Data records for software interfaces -
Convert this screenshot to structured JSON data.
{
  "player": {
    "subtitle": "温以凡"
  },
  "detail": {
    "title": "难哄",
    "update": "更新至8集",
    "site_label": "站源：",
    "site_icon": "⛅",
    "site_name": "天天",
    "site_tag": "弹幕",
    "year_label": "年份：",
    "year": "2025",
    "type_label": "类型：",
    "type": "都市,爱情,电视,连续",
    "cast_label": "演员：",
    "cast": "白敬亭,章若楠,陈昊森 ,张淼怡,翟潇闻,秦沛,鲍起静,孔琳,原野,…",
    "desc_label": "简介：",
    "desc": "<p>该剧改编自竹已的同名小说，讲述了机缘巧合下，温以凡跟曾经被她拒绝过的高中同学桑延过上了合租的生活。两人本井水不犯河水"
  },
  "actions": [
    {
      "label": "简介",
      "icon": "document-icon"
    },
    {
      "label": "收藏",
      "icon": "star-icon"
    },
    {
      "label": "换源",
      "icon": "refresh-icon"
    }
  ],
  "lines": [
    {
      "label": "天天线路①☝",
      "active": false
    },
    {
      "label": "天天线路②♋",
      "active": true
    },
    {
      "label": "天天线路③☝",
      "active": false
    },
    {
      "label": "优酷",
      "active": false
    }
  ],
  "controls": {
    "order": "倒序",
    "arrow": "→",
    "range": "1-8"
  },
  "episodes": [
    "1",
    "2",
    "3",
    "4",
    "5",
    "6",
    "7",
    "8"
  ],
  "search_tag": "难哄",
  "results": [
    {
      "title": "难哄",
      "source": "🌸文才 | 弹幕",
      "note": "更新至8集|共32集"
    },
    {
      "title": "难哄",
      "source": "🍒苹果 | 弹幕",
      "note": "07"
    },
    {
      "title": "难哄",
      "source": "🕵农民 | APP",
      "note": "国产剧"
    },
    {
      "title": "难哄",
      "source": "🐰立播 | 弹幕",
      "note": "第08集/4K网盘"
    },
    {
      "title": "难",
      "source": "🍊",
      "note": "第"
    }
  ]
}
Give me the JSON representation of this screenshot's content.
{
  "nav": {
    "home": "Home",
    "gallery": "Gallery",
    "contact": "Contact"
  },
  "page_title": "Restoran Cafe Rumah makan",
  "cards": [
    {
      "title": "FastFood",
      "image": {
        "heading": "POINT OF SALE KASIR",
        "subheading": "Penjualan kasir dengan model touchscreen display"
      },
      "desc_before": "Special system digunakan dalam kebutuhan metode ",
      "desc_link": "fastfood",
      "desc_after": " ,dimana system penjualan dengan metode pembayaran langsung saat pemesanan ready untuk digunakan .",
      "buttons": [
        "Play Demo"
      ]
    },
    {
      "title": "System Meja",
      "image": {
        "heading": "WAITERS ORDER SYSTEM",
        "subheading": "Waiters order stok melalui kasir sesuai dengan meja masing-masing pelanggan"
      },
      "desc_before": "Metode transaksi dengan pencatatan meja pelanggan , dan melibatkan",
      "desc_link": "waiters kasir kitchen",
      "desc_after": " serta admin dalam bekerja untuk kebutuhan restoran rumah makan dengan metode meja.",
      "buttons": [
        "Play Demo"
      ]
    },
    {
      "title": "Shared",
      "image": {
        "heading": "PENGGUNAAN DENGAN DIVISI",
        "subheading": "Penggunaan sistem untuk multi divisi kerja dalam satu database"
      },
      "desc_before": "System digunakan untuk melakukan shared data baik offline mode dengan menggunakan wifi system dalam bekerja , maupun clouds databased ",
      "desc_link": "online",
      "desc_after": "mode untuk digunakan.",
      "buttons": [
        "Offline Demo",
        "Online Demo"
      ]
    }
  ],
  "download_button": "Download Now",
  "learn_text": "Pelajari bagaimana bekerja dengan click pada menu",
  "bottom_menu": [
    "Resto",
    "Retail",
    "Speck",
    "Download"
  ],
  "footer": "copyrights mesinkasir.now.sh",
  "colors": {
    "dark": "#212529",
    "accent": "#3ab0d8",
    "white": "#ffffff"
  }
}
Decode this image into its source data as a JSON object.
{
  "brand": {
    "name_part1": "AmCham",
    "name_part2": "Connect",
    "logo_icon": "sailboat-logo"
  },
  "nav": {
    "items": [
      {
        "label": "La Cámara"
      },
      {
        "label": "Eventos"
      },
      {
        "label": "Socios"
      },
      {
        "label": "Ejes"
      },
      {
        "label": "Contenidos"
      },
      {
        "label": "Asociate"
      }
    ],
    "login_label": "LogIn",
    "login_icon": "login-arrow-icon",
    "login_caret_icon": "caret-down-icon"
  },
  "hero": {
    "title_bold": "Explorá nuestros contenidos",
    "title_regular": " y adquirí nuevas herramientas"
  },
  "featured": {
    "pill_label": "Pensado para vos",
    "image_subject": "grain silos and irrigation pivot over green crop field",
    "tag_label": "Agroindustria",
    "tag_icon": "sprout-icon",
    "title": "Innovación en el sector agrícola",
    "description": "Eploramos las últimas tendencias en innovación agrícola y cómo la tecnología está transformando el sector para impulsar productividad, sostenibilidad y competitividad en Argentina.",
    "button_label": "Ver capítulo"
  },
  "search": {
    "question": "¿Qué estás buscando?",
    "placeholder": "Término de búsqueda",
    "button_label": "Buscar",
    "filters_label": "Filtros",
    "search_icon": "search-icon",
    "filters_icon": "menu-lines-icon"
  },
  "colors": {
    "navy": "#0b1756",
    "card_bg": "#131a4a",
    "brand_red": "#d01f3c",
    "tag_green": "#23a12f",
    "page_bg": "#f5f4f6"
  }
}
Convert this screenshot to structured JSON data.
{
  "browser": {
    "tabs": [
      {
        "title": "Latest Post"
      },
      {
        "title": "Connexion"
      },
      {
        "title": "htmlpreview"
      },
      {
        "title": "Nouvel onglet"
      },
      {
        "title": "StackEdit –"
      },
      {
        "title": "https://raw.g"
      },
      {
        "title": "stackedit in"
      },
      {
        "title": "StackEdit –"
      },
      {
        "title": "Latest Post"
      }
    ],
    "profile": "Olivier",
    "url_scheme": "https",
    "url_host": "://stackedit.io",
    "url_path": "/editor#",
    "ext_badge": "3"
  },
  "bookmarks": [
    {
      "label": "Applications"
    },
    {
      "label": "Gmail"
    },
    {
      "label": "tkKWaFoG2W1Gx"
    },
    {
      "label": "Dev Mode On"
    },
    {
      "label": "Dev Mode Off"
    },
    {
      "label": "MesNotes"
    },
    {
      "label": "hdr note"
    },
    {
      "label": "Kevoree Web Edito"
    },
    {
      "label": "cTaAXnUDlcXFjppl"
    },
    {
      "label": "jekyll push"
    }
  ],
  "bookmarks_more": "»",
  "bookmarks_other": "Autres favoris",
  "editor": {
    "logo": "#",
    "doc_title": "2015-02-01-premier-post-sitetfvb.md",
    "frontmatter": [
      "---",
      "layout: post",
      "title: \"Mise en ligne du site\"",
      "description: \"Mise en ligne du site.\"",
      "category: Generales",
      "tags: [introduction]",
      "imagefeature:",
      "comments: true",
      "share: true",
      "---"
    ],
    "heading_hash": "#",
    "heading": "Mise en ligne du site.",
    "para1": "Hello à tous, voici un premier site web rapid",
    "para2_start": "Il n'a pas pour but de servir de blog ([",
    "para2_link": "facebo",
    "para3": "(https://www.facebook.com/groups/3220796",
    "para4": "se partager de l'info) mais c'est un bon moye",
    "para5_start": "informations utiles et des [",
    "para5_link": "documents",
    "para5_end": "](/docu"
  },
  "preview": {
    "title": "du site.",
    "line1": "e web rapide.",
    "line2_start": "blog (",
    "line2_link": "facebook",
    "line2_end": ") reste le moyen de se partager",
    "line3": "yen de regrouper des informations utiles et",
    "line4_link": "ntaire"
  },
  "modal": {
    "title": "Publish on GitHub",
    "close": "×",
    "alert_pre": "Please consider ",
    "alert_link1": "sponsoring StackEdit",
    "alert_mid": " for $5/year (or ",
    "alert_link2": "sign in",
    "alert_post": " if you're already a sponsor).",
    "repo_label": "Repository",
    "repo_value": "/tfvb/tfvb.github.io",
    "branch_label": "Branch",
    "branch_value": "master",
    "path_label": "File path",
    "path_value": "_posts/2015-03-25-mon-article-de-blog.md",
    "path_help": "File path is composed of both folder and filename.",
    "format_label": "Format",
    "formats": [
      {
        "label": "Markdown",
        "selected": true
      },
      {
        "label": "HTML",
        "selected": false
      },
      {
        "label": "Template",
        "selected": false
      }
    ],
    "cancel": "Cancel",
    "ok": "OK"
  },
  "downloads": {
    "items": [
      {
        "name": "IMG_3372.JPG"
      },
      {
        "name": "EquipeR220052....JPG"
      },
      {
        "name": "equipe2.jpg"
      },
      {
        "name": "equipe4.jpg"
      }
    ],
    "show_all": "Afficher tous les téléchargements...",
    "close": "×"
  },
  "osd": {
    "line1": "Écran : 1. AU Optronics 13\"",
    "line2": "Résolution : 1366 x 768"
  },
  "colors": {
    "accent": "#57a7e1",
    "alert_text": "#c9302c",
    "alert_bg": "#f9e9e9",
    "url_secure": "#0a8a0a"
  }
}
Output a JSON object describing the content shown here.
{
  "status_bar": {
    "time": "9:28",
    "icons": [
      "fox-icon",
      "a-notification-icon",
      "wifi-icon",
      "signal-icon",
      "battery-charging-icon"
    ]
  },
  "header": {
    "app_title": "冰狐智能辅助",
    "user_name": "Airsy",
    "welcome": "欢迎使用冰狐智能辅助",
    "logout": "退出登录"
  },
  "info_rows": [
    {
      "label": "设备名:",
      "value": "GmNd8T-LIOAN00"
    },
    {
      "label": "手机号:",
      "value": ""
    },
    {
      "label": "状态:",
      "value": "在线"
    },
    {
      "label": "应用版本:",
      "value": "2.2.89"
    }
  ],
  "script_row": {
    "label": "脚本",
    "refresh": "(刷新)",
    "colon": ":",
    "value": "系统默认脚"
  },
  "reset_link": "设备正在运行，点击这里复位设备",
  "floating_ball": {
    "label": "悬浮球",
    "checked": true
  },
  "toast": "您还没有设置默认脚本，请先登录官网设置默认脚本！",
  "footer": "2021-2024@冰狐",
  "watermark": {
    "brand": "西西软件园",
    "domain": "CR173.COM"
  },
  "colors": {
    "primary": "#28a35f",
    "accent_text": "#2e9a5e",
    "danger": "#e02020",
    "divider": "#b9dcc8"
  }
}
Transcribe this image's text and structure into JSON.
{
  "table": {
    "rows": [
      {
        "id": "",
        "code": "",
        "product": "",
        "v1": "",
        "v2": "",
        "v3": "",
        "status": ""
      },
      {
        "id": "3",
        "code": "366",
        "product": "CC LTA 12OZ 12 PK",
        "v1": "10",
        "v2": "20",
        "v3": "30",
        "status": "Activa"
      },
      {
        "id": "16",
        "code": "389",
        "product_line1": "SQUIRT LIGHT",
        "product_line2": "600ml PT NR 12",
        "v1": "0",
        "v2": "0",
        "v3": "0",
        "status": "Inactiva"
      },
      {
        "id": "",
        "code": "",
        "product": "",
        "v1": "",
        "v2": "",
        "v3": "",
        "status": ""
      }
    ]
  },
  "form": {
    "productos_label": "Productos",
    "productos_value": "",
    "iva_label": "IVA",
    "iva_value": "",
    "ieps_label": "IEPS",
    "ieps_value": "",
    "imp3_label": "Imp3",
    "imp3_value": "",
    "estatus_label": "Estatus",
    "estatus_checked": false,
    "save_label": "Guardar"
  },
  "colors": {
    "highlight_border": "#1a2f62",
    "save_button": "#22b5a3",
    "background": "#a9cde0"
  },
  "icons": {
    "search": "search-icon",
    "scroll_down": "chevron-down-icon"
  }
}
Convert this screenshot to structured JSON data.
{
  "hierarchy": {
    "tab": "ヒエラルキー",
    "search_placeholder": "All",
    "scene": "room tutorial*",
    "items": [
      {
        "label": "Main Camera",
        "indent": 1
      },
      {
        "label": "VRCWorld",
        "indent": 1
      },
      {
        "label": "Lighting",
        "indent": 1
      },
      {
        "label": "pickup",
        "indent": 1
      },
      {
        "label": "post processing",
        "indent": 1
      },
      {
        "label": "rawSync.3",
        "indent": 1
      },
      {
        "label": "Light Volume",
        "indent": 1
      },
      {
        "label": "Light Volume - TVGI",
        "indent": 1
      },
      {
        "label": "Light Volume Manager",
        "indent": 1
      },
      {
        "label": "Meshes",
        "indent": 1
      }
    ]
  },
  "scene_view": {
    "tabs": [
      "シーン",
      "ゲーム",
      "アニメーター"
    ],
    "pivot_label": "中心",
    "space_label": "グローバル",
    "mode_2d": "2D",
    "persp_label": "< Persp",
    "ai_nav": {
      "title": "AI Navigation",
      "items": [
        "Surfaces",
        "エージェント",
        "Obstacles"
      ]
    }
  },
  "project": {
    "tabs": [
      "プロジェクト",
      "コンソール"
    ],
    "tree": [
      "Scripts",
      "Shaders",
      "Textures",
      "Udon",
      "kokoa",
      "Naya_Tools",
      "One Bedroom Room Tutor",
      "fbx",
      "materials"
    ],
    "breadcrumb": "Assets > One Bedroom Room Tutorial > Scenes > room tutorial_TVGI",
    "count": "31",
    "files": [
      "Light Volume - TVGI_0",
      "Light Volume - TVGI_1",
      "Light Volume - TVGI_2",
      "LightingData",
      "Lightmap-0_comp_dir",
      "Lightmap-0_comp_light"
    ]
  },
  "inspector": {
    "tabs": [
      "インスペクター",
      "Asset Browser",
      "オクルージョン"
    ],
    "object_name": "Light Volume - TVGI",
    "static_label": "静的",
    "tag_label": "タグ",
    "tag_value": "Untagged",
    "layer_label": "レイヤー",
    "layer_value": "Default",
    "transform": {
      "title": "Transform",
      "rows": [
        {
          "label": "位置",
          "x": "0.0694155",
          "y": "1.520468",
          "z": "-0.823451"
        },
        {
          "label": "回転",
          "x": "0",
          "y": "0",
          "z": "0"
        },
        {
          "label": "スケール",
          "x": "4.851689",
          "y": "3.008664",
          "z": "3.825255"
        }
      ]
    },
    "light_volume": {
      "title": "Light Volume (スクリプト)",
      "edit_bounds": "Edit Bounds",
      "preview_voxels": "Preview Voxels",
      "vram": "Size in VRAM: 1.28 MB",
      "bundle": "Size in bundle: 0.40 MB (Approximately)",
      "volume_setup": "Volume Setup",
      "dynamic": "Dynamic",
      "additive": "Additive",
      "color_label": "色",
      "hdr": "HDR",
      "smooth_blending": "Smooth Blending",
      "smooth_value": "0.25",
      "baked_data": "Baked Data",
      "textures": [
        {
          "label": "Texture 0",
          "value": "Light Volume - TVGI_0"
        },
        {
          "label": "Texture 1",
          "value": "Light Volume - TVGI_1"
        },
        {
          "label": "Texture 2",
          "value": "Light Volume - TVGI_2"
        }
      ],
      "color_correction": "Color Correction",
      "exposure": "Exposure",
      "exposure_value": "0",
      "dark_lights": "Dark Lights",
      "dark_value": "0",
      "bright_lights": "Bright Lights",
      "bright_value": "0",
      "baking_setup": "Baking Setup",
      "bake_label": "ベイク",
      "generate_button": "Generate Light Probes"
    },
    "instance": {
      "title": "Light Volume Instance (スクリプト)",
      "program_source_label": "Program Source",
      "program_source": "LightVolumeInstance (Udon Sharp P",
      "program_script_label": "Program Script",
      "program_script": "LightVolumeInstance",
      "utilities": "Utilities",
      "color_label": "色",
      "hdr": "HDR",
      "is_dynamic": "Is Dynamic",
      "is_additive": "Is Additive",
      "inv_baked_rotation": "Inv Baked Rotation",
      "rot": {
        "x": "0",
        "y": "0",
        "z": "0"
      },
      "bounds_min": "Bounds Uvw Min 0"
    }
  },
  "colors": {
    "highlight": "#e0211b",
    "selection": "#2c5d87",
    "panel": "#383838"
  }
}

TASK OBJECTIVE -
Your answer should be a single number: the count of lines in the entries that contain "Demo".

WRITTEN REPLY -
4